An open mind on closed trials

Closed procedures may not be ideal, but in some circumstances they can result in fairer outcomes

Ashley Underwood

The understandably earnest debate about whether the use of closed material procedures (CMP) and special advocates should be extended to civil claims has diverted attention from another question: what benefit can litigants get from such extensions? Experience has shown that the CMP model can result in a fairer trial, where intelligence evidence is in play.

Those of us who act as special advocates in the Special Immigration Appeals Commission are familiar with the process by which sensitive materials must be ‘gisted’ so as to produce redacted versions of documents that set out the substance of the case. This protects the Art.6 ECHR rights of appellants, as well as their Art.5 rights if they are seeking bail. It results in witnesses being called in open who can be asked about the redacted evidence.

In civil cases where there is no statutory provision for a CMP, such materials are dealt with by public interest immunity (PII) applications that are all-or-nothing: if the application succeeds the material is simply not available to be put in evidence, but if it fails the material must be put in the public domain if the case is to continue.

In the Azelle Rodney Inquiry there was a good deal of sensitive intelligence material. The inquiry had to satisfy Art.2 ECHR, which required the participation of the
deceased’s family, and also had to allay public concern over a fatal police shooting. Those responsible for the intelligence were bound to claim PII but the inquiry could not discharge its obligations if it applied the all-or-nothing approach.

Although there was no special advocate and no statutory provision for a CMP, a number of counsel had Special Immigration Appeals Commission (SIAC) experience and so adopted the gisting and redaction approach that would have been used in a CMP. The result was that records and witness statements were made public and intelligence officers called to give evidence in open in a way that enabled the deceased’s family and observers to know the substance of the intelligence. Witnesses were cross-examined, subject only to the limitation that no questions were permitted that tended to reveal the sources of the intelligence.

The Supreme Court has made it plain that a judge in a civil claim cannot adopt a CMP unless there is statutory provision. It was fortunate that in the Azelle Rodney
Inquiry the main elements of the process could be used without the need for a closed procedure. No doubt that could apply in other inquiries where counsel has sufficient security clearance to see the materials to agree redactions.

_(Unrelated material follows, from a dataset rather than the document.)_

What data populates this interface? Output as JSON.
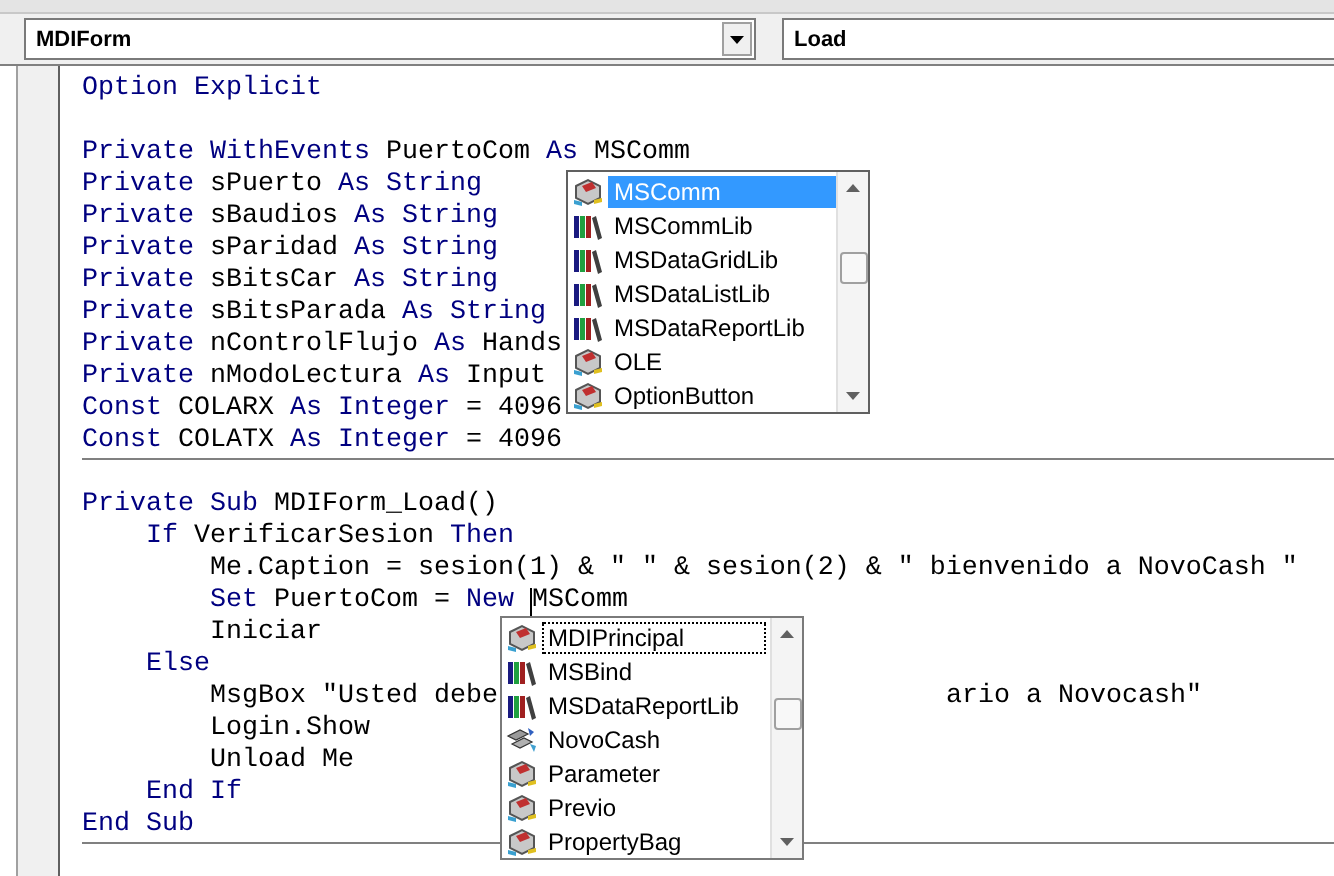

The comfort that could be drawn in civil cases where a CMP is used is that, while the claimant will be under the disadvantage of not knowing what is going on in the closed part of the hearing, they will get to see the results of the gisting exercise. And that is a real advantage, giving them a chance to know the thrust of the case against them and challenge witnesses. It is not ideal but it is better than is widely feared.

Ashley Underwood was counsel to the inquiry into the shooting of Azelle Rodney